++++ RECORDS FOR PROCESSING
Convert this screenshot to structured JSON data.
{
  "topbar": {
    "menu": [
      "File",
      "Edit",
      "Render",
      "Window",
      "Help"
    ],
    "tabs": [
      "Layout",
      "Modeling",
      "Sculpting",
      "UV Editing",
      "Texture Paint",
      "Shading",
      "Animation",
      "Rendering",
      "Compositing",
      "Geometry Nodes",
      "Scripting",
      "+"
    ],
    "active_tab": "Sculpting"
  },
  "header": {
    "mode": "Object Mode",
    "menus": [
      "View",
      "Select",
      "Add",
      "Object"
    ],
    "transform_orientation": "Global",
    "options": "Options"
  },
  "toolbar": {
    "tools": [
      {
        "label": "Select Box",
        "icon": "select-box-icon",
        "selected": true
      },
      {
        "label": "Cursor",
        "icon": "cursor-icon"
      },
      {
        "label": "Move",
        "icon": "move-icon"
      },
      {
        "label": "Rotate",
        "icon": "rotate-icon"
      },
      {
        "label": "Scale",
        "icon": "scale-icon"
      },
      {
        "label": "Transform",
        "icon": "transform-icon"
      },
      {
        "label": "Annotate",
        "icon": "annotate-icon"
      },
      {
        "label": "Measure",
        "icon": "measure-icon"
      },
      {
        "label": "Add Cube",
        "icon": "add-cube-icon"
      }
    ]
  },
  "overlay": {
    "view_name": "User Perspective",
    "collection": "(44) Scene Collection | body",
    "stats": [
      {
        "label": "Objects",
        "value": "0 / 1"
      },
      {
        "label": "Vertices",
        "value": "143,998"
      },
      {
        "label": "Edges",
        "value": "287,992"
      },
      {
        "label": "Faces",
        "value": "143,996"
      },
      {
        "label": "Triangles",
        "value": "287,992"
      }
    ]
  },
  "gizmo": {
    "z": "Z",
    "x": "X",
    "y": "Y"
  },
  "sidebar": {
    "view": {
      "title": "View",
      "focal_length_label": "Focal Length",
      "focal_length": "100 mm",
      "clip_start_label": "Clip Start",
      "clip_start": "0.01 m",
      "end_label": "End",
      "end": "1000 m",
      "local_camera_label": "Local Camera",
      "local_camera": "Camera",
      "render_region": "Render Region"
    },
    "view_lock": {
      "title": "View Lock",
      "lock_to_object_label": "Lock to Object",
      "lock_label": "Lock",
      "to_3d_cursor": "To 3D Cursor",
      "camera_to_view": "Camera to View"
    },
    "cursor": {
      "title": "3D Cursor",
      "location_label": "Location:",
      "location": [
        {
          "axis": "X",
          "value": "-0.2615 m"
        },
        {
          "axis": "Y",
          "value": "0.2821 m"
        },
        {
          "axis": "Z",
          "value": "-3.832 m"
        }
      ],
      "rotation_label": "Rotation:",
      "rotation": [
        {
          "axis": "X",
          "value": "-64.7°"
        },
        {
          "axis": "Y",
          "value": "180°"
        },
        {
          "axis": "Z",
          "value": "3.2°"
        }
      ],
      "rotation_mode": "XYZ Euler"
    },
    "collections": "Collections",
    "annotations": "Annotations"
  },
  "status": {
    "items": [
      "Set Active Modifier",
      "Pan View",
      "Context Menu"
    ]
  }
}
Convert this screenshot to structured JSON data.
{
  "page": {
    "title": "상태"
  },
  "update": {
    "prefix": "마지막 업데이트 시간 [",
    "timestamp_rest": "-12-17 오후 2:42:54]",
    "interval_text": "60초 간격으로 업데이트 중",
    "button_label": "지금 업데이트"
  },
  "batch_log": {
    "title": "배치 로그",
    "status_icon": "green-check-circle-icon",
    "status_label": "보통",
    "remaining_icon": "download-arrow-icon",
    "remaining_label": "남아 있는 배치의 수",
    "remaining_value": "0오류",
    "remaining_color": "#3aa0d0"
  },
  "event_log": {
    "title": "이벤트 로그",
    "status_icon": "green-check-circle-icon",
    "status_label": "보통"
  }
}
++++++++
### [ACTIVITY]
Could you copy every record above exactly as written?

### [FINISHED EXERCISE]
Convert this screenshot to structured JSON data.
{
  "topbar": {
    "menu": [
      "File",
      "Edit",
      "Render",
      "Window",
      "Help"
    ],
    "tabs": [
      "Layout",
      "Modeling",
      "Sculpting",
      "UV Editing",
      "Texture Paint",
      "Shading",
      "Animation",
      "Rendering",
      "Compositing",
      "Geometry Nodes",
      "Scripting",
      "+"
    ],
    "active_tab": "Sculpting"
  },
  "header": {
    "mode": "Object Mode",
    "menus": [
      "View",
      "Select",
      "Add",
      "Object"
    ],
    "transform_orientation": "Global",
    "options": "Options"
  },
  "toolbar": {
    "tools": [
      {
        "label": "Select Box",
        "icon": "select-box-icon",
        "selected": true
      },
      {
        "label": "Cursor",
        "icon": "cursor-icon"
      },
      {
        "label": "Move",
        "icon": "move-icon"
      },
      {
        "label": "Rotate",
        "icon": "rotate-icon"
      },
      {
        "label": "Scale",
        "icon": "scale-icon"
      },
      {
        "label": "Transform",
        "icon": "transform-icon"
      },
      {
        "label": "Annotate",
        "icon": "annotate-icon"
      },
      {
        "label": "Measure",
        "icon": "measure-icon"
      },
      {
        "label": "Add Cube",
        "icon": "add-cube-icon"
      }
    ]
  },
  "overlay": {
    "view_name": "User Perspective",
    "collection": "(44) Scene Collection | body",
    "stats": [
      {
        "label": "Objects",
        "value": "0 / 1"
      },
      {
        "label": "Vertices",
        "value": "143,998"
      },
      {
        "label": "Edges",
        "value": "287,992"
      },
      {
        "label": "Faces",
        "value": "143,996"
      },
      {
        "label": "Triangles",
        "value": "287,992"
      }
    ]
  },
  "gizmo": {
    "z": "Z",
    "x": "X",
    "y": "Y"
  },
  "sidebar": {
    "view": {
      "title": "View",
      "focal_length_label": "Focal Length",
      "focal_length": "100 mm",
      "clip_start_label": "Clip Start",
      "clip_start": "0.01 m",
      "end_label": "End",
      "end": "1000 m",
      "local_camera_label": "Local Camera",
      "local_camera": "Camera",
      "render_region": "Render Region"
    },
    "view_lock": {
      "title": "View Lock",
      "lock_to_object_label": "Lock to Object",
      "lock_label": "Lock",
      "to_3d_cursor": "To 3D Cursor",
      "camera_to_view": "Camera to View"
    },
    "cursor": {
      "title": "3D Cursor",
      "location_label": "Location:",
      "location": [
        {
          "axis": "X",
          "value": "-0.2615 m"
        },
        {
          "axis": "Y",
          "value": "0.2821 m"
        },
        {
          "axis": "Z",
          "value": "-3.832 m"
        }
      ],
      "rotation_label": "Rotation:",
      "rotation": [
        {
          "axis": "X",
          "value": "-64.7°"
        },
        {
          "axis": "Y",
          "value": "180°"
        },
        {
          "axis": "Z",
          "value": "3.2°"
        }
      ],
      "rotation_mode": "XYZ Euler"
    },
    "collections": "Collections",
    "annotations": "Annotations"
  },
  "status": {
    "items": [
      "Set Active Modifier",
      "Pan View",
      "Context Menu"
    ]
  }
}
Convert this screenshot to structured JSON data.
{
  "page": {
    "title": "상태"
  },
  "update": {
    "prefix": "마지막 업데이트 시간 [",
    "timestamp_rest": "-12-17 오후 2:42:54]",
    "interval_text": "60초 간격으로 업데이트 중",
    "button_label": "지금 업데이트"
  },
  "batch_log": {
    "title": "배치 로그",
    "status_icon": "green-check-circle-icon",
    "status_label": "보통",
    "remaining_icon": "download-arrow-icon",
    "remaining_label": "남아 있는 배치의 수",
    "remaining_value": "0오류",
    "remaining_color": "#3aa0d0"
  },
  "event_log": {
    "title": "이벤트 로그",
    "status_icon": "green-check-circle-icon",
    "status_label": "보통"
  }
}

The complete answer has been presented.